But he brands it a fault or weakness for them not to accept the loss of their goods, rather than to endeavor to keep them, even to the point of strife. That is, when they were so easily aroused by every loss, and dashed to the court and to lawsuits over the least causes, he speaks of this as proof that their minds are too prone to anger, and not enough disposed to patience. Christians ought indeed so to conduct themselves that they always prefer to yield their own right rather than go into a court, from which they can scarcely get away without a heart stirred and kindled to hatred of their brother. But when any man sees that without loss of love he can defend his own property, the loss of which would be a heavy expense to him, he does not offend against this statement of Paul, if he has recourse to law. To sum up (as we said at the beginning), love will give every man the best counsel.
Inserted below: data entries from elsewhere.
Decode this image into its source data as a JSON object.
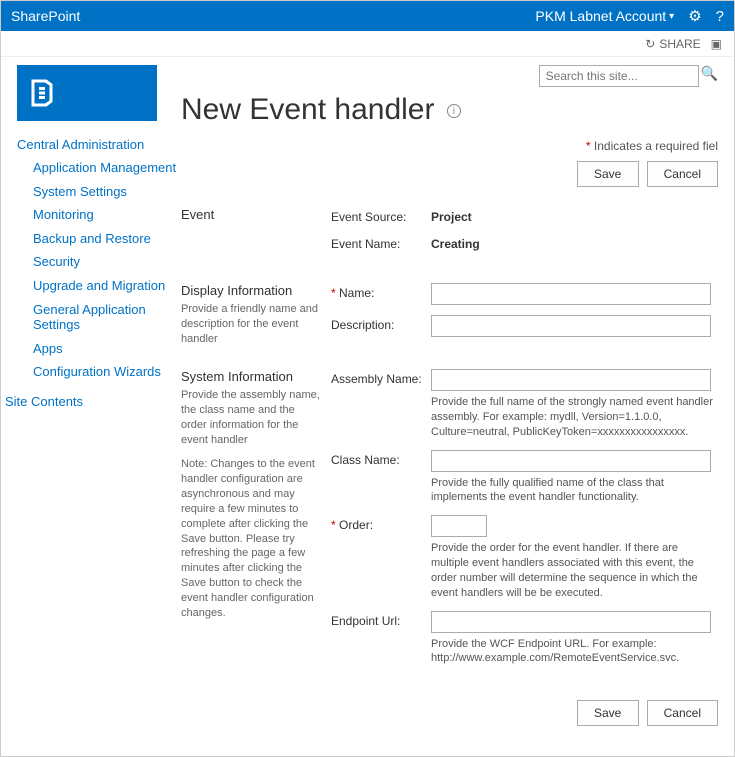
{
  "suite": {
    "brand": "SharePoint",
    "account": "PKM Labnet Account"
  },
  "ribbon": {
    "share": "SHARE"
  },
  "search": {
    "placeholder": "Search this site..."
  },
  "page": {
    "title": "New Event handler",
    "required_note": "Indicates a required fiel",
    "save": "Save",
    "cancel": "Cancel"
  },
  "nav": {
    "header": "Central Administration",
    "items": [
      "Application Management",
      "System Settings",
      "Monitoring",
      "Backup and Restore",
      "Security",
      "Upgrade and Migration",
      "General Application Settings",
      "Apps",
      "Configuration Wizards"
    ],
    "site_contents": "Site Contents"
  },
  "sections": {
    "event": {
      "title": "Event",
      "source_label": "Event Source:",
      "source_value": "Project",
      "name_label": "Event Name:",
      "name_value": "Creating"
    },
    "display": {
      "title": "Display Information",
      "desc": "Provide a friendly name and description for the event handler",
      "name_label": "Name:",
      "desc_label": "Description:"
    },
    "system": {
      "title": "System Information",
      "desc": "Provide the assembly name, the class name and the order information for the event handler",
      "note": "Note: Changes to the event handler configuration are asynchronous and may require a few minutes to complete after clicking the Save button. Please try refreshing the page a few minutes after clicking the Save button to check the event handler configuration changes.",
      "assembly_label": "Assembly Name:",
      "assembly_help": "Provide the full name of the strongly named event handler assembly. For example: mydll, Version=1.1.0.0, Culture=neutral, PublicKeyToken=xxxxxxxxxxxxxxxx.",
      "class_label": "Class Name:",
      "class_help": "Provide the fully qualified name of the class that implements the event handler functionality.",
      "order_label": "Order:",
      "order_help": "Provide the order for the event handler. If there are multiple event handlers associated with this event, the order number will determine the sequence in which the event handlers will be be executed.",
      "endpoint_label": "Endpoint Url:",
      "endpoint_help": "Provide the WCF Endpoint URL. For example: http://www.example.com/RemoteEventService.svc."
    }
  }
}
Everything undertaken apart from love and all disputes that go beyond it, we regard as incontrovertibly unjust and impious.
John Calvin, Institutes of the Christian Religion (Philadelphia, 1960), IV, pp. 1502-1509
Calvin, John. Institutes of the Christian Religion, ed. John T. McNeill, trans. Ford Lewis Battles, The Library of Christian Classics, XX‑XXI. Philadelphia: Westminster Press, 1960.
 Cf. IV. xii. 1: "Disciplina pro nervis est." On secs. 14-16, cf. II. vii. 16.
 Cicero, Laws 2:4 and 5:1; 3:2 (LCL edition, pp. 378 ff., 460 f.). Cf. De republica 3:22.
 Cf. sec. 16, below. Calvin wholly rejects the notion of a theocracy based on the judicial laws of the Old Testament.
 Aquinas, Summa Theol. 1 Ilae. 99:4; Melanchthon, Loci communes (1521), ed. Engelland, p. 46.
 Cf. II. viii. 1., note 5; Pannier, Institution IV. 218, note d (p. 343). Calvin's recognition of natural law is well expressed in Comm. Romans 1:21-27 and ch. 2:14-15. The subject has been treated by J. Bohatec in Calvin und das Recht, pp. 3-32, and in his Calvins Lehre von Staat und Kirche, pp. 20-35. Cf. G. Gloede, Theologia naturalis bei Calvin, pp. 178 ff.; M. E. Cheneviere, La Pensde politique de Calvin, pp. 46 ff., 66 ff.; McNeill, "Natural Law in the Thought of Luther," Church History 10 (1941), 212-215; "Natural Law in the Teaching of the Reformers," Journal of Religion 26 (1946), 179-182; John Calvin on God and Political Duty, Introduction, p. 15.
 Cf. sec. 14, note 36, above. The present section emphasizes the point that positive law rightly relies on natural law and equity, and requires penalties adapted to nations and conditions, without dependence on Old Testament legislation.
 In this and following sections, Calvin's familiarity with legal procedures reflects his early legal training. Cf. Cadier, Institution IV. 467.
 Cf. the Schleitheim Confession, art. 6, found in Zwingli, Opera, ed. Schuler and Schulthess, 3. 402-404; tr. S. M. Jackson, Selected Works, pp. 296 ff.; tr. W. C. Wenget, Mennonite Quarterly Review XIX. 245.
 Cf. the Schleitheim Confession, art. 4, Zwingli, Opera, ed. Schuler and Schulthess III. 395; tr. Jackson, Selected Works of Zwingli, pp. 188 f.
 Augustine, Letters cxxxviii. 2. 12-13 (MPL 33:530; tr. FC 20:44 f.).
 Sec. 18, above.